The two countries might not be getting along so well on a political or/and financial level, but German politicians chose Greek islands to spend their summer vacations, probably in an effort to show that Germany is standing by Greece.
Representatives of the German Parliament traveled to Naxos, Myconos and Paros. The German newspaper Deutsche Welle reported that as soon as she learned that tourist mobility in our country has declined by 50%, Green Party parliamentarian Beate Müller-Gemmeke decided to opt for a Greek destination for her summer holidays.
That’s also the reason why Die Linke parliamentarian Richard Pitterle will be flying with his family to the Greek island of Crete in August. But he doesn’t just want to support tourism in the country – the nation’s most important source of income. He would also like to speak to Greeks on the island and through his presence show that “we haven’t written you off.”
The acting Chairwoman of the CDU fraction in Baden-Württemberg, Friedlinde Gurr-Hirsch already returned from her Greek summer holidays. Together with members of her extended family – her husband, their three children and their partners, and four grandchildren – she returned from her vacation in Corfu. The family wanted to show that there is no reason for holidaymakers to avoid traveling to Greece.
FDP parliamentarian Erik Schwenkert announced he and his family will be flying to the Greek island of Cos at the end of July. Schwenkert said he hoped to counter the accusation, often heard in Germany, that politicians are only willing to transfer taxpayer’s money to other countries. By taking his vacation in Greece, Schwenkert wants to prove that German politicians are also willing to reach into their own pockets to support Greece.
The Berlin SPD parliamentarian Mechthild Rawert will visit the island of Thasos. Just like last year, Rawert will travel to the Greek island together with all her colleagues in October.
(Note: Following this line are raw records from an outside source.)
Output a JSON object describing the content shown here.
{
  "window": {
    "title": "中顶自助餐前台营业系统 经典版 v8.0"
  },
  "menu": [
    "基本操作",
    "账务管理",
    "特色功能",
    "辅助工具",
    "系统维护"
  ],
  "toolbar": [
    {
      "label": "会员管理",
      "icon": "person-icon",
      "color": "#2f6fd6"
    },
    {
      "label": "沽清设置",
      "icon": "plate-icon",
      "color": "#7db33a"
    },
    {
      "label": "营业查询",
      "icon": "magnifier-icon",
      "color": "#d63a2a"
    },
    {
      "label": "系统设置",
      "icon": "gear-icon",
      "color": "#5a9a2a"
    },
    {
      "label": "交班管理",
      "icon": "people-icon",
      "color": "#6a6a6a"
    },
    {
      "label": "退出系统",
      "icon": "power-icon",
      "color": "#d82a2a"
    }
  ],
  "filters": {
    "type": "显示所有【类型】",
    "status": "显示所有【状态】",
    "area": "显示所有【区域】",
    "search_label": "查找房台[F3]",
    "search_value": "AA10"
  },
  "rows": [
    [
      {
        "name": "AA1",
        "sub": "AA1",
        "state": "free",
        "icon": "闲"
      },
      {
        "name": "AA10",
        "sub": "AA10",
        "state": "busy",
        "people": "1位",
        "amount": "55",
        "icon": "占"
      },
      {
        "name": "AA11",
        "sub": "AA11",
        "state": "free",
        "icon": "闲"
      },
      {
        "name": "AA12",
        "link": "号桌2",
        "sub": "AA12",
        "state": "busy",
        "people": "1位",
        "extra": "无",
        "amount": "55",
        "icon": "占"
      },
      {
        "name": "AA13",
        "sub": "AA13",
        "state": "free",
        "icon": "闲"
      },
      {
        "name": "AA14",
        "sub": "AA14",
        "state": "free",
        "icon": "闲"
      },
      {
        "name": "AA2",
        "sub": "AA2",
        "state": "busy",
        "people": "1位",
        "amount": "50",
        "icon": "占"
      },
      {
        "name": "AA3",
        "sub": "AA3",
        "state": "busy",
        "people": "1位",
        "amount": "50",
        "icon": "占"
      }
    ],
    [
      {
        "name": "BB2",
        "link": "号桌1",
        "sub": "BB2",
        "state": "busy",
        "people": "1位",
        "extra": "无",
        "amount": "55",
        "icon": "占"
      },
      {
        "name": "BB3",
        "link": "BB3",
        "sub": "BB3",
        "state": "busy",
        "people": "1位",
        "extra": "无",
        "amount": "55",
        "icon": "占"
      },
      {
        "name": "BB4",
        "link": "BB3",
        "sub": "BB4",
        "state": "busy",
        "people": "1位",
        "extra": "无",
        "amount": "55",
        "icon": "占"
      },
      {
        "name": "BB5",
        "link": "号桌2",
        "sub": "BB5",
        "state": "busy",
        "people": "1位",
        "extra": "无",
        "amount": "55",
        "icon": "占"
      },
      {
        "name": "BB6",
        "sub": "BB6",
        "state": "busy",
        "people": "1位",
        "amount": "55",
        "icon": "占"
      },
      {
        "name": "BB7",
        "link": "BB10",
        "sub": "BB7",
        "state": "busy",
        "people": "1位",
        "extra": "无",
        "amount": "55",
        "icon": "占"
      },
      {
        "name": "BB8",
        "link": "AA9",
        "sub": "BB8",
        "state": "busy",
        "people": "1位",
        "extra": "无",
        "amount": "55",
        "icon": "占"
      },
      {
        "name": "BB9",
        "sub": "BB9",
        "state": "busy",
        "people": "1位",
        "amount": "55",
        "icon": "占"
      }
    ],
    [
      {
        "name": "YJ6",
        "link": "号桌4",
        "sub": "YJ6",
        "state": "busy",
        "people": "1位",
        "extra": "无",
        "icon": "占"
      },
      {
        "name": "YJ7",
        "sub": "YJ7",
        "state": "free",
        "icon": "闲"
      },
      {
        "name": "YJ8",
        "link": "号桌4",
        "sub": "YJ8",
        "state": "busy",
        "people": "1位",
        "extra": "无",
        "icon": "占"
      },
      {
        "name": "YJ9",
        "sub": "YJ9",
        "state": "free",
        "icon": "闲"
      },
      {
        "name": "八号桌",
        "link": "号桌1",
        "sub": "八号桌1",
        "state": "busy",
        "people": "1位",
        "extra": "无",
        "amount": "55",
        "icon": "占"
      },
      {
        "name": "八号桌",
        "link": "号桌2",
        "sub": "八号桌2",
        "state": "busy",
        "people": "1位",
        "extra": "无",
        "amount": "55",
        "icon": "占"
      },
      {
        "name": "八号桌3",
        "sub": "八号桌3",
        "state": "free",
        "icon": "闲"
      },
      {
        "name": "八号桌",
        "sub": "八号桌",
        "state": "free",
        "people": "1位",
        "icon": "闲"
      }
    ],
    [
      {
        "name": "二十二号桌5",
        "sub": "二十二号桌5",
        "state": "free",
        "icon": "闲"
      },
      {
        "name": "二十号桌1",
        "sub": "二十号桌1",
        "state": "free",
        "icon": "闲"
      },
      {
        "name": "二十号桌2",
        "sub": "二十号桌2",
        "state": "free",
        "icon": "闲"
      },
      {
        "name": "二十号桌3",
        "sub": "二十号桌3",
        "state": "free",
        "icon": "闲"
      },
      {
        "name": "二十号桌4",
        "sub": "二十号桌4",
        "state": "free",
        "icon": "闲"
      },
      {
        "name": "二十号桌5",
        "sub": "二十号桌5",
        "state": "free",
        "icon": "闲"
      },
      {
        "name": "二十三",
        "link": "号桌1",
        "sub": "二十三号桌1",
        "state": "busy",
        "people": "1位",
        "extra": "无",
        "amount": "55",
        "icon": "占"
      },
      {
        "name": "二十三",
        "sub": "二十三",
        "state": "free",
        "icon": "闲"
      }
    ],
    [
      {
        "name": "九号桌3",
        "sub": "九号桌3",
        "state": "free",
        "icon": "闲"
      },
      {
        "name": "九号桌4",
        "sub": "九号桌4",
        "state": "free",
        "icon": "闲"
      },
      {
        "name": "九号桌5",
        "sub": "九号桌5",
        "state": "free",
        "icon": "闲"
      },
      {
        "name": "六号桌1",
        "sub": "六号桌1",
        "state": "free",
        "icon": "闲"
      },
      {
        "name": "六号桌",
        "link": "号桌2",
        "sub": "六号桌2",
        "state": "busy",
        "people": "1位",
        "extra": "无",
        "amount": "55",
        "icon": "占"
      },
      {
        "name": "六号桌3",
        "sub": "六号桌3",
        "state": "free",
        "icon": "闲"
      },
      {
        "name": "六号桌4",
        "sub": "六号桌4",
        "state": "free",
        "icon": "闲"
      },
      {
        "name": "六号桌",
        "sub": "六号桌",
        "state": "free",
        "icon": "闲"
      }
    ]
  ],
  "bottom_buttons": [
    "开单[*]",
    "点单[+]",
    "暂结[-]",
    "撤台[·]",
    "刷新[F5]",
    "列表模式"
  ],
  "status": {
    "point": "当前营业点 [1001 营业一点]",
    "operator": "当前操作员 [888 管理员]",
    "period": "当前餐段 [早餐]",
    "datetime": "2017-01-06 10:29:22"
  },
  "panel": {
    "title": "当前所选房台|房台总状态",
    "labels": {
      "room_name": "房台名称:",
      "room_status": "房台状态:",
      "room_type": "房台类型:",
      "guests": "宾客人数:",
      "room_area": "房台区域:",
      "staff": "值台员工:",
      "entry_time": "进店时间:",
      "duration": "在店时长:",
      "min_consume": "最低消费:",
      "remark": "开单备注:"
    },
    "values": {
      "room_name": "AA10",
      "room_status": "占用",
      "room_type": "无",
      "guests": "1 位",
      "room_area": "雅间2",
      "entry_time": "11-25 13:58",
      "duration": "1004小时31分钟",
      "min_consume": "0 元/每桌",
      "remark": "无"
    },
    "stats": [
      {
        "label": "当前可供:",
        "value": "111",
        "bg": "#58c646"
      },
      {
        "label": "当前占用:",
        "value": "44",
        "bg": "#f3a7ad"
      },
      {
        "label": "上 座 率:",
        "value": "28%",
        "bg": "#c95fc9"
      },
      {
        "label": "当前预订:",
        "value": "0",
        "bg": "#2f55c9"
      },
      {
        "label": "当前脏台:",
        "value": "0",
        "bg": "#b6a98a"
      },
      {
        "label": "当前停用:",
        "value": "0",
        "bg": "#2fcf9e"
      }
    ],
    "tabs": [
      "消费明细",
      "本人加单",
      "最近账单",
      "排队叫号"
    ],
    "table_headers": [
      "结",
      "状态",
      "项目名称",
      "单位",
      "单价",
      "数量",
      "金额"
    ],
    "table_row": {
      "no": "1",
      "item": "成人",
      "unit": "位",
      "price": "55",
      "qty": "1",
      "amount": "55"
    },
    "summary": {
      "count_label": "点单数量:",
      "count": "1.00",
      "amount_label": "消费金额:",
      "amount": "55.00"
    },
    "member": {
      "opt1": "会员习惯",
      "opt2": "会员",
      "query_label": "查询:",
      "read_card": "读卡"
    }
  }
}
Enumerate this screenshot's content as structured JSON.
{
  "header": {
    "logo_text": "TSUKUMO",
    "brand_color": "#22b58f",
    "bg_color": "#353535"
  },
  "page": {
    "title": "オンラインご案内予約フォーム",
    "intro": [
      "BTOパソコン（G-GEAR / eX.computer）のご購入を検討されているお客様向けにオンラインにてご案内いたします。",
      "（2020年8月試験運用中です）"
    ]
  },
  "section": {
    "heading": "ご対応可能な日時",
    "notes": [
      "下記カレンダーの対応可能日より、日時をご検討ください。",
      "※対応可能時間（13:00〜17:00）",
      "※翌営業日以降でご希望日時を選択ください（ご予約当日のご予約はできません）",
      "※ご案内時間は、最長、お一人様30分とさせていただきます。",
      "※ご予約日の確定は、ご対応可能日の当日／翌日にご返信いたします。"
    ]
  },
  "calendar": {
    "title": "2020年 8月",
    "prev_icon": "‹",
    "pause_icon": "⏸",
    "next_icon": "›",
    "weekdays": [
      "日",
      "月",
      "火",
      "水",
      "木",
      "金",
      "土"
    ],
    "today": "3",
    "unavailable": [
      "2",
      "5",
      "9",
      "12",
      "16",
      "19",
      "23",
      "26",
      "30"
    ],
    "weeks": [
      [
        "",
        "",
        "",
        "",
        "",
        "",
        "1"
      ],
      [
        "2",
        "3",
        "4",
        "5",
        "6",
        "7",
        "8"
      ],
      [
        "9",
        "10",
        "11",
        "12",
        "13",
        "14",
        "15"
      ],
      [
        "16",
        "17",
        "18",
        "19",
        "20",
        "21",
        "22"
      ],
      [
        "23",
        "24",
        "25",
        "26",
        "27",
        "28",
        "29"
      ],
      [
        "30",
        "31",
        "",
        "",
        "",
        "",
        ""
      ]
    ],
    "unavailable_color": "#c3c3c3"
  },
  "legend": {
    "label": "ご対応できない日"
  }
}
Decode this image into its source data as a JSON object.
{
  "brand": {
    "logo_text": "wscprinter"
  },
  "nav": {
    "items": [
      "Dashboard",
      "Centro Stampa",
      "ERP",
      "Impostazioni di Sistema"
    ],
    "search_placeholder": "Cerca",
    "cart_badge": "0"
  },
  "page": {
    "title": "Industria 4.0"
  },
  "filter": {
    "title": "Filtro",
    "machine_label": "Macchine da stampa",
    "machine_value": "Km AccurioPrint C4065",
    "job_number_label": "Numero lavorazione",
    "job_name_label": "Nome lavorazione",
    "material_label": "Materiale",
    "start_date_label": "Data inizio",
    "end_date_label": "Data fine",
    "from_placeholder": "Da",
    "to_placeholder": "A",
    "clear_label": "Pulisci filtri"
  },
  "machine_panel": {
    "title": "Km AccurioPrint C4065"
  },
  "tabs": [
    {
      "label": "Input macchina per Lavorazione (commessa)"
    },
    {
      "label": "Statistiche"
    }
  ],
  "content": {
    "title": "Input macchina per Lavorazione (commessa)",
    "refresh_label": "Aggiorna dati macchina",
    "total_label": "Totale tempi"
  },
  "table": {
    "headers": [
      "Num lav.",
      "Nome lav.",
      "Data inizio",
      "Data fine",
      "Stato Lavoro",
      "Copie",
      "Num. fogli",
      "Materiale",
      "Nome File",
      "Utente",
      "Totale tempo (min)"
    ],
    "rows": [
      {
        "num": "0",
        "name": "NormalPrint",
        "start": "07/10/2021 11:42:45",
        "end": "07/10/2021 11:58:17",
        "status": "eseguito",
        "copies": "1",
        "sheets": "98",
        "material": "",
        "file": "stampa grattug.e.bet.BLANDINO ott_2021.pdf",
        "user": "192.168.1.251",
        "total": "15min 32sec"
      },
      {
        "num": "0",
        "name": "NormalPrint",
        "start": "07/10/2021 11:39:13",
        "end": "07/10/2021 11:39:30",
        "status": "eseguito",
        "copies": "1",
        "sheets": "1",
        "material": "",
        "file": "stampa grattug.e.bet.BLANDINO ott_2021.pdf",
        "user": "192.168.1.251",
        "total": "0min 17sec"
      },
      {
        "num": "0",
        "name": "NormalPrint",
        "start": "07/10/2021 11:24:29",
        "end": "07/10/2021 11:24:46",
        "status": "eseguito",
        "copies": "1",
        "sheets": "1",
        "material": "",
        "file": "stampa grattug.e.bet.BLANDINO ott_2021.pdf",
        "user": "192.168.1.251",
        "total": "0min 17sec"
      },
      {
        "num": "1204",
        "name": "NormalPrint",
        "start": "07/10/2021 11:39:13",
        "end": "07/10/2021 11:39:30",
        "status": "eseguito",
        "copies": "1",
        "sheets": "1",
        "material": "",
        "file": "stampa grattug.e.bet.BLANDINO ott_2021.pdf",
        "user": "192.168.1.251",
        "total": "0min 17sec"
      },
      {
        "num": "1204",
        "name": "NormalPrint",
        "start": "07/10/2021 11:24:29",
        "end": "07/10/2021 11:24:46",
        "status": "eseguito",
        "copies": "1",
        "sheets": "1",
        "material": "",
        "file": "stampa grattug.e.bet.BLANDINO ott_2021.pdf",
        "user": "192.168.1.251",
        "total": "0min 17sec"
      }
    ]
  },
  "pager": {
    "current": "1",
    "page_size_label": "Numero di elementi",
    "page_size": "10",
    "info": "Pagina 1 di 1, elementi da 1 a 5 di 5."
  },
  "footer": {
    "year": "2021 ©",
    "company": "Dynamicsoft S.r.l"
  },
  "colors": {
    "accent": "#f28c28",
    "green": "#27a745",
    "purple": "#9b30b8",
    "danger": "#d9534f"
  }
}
The acting chairwoman of the CDU parliamentary fraction Ingrid Fischbach also wants to make her own personal gesture by traveling to the Greek island of Rhodes with her daughter. She wants to send a strong message, that “We stand by you, we like to come here and if it is good then we’ll back again next year.”
Naturally, Richard Pitterle and all the other politicians traveling to Greece want to relax, maybe take a swim, read a good book and enjoy some good Greek cuisine.